I spent nearly 6 months total between collection and construction of what would become a surfboard made of 47 scavenged lobster buoys, salvaged lumber from crates, brightwork form my father in law’s old boat, mahogany decking scraps, and aluminum from a local brewery’s sign. It’s a 7’ pintail based off of a Donald Takayama scorpion, since lobsters are sort of like sea scorpions. It’s primary fin setup is as a quad I shaped to look like lobster claws made from mahogany and aluminum. I assembled it in a way that leaves the colorful surface of the buoys exposed, and the closed cell foam they’re made from allowed me to leave the board unglassed. It’s very much like a soft-top and it doesn’t even need wax.
I submitted the board to Vissla’s contest via Instagram in early September. Shortly after, they invited me and 17 others worldwide to bring our crafts to their finalists gala in California. I flew out with my board a few days earlier and had some great sessions on it in Cardiff and Carlsbad before the gala. The event is at a beautiful working farm called the Ecology Center in San Juan Capistrano. The finalist’s boards are displayed in a repurposed shipping container turned art gallery for an evening. At the end of the night, Vissla’s judges announce the winning crafts, and very proudly, they announced mine as the champion this year. This contest inspires people to question convention and has changed my perspective on consumption through my own entries. I plan on entering again, but the right idea just hasn’t hit me yet.
Find out more about the Vissla contest here: https://www.vissla.com/creatorscontest/

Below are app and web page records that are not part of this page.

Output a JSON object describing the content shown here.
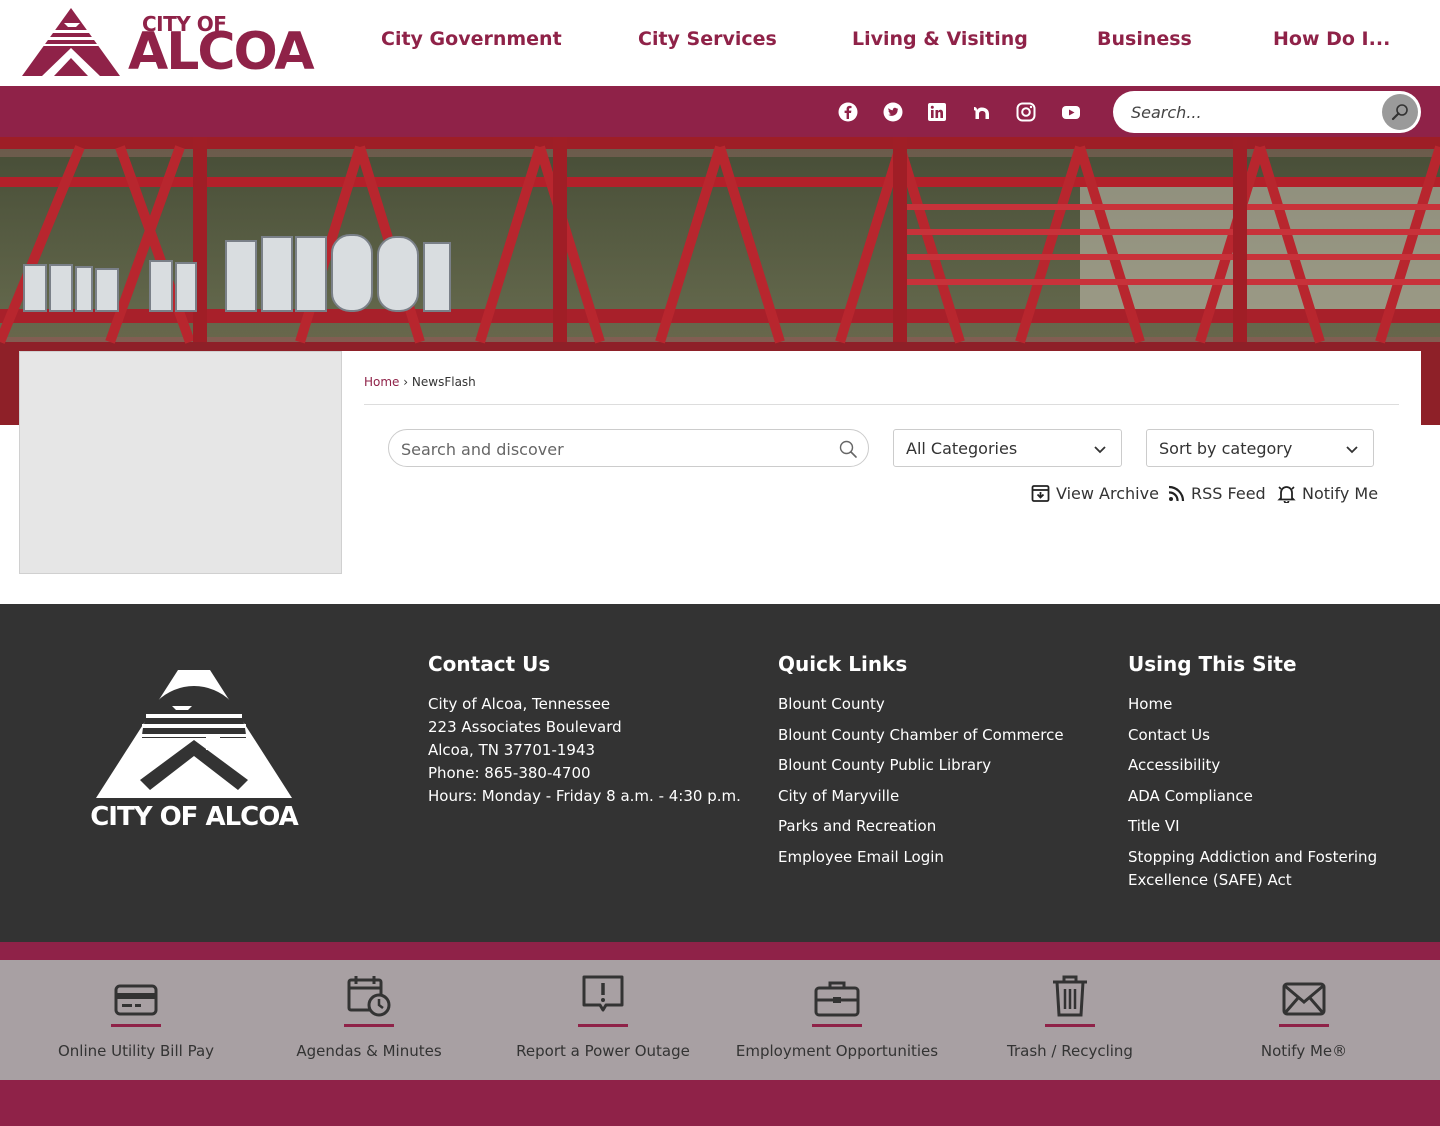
{
  "header": {
    "logo": {
      "line1": "CITY OF",
      "line2": "ALCOA"
    },
    "nav": [
      "City Government",
      "City Services",
      "Living & Visiting",
      "Business",
      "How Do I..."
    ]
  },
  "social": {
    "icons": [
      "facebook-icon",
      "twitter-icon",
      "linkedin-icon",
      "nextdoor-icon",
      "instagram-icon",
      "youtube-icon"
    ],
    "search_placeholder": "Search..."
  },
  "breadcrumb": {
    "home": "Home",
    "separator": "›",
    "current": "NewsFlash"
  },
  "newsflash": {
    "search_placeholder": "Search and discover",
    "category": "All Categories",
    "sort": "Sort by category",
    "actions": {
      "archive": "View Archive",
      "rss": "RSS Feed",
      "notify": "Notify Me"
    }
  },
  "footer": {
    "logo_text": "CITY OF ALCOA",
    "contact": {
      "title": "Contact Us",
      "lines": [
        "City of Alcoa, Tennessee",
        "223 Associates Boulevard",
        "Alcoa, TN 37701-1943",
        "Phone: 865-380-4700",
        "Hours: Monday - Friday 8 a.m. - 4:30 p.m."
      ]
    },
    "quick_links": {
      "title": "Quick Links",
      "items": [
        "Blount County",
        "Blount County Chamber of Commerce",
        "Blount County Public Library",
        "City of Maryville",
        "Parks and Recreation",
        "Employee Email Login"
      ]
    },
    "using_site": {
      "title": "Using This Site",
      "items": [
        "Home",
        "Contact Us",
        "Accessibility",
        "ADA Compliance",
        "Title VI",
        "Stopping Addiction and Fostering",
        "Excellence (SAFE) Act"
      ]
    }
  },
  "quick_tiles": [
    {
      "label": "Online Utility Bill Pay",
      "icon": "credit-card-icon"
    },
    {
      "label": "Agendas & Minutes",
      "icon": "calendar-clock-icon"
    },
    {
      "label": "Report a Power Outage",
      "icon": "alert-message-icon"
    },
    {
      "label": "Employment Opportunities",
      "icon": "briefcase-icon"
    },
    {
      "label": "Trash / Recycling",
      "icon": "trash-icon"
    },
    {
      "label": "Notify Me®",
      "icon": "envelope-icon"
    }
  ],
  "colors": {
    "brand": "#8f2248",
    "footer_bg": "#333333",
    "tile_bg": "#a8a0a3"
  }
}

Some of the photographs in this post were taken by photographer Aaron McNulty and can be viewed at: https://www.shapingtheeast.com/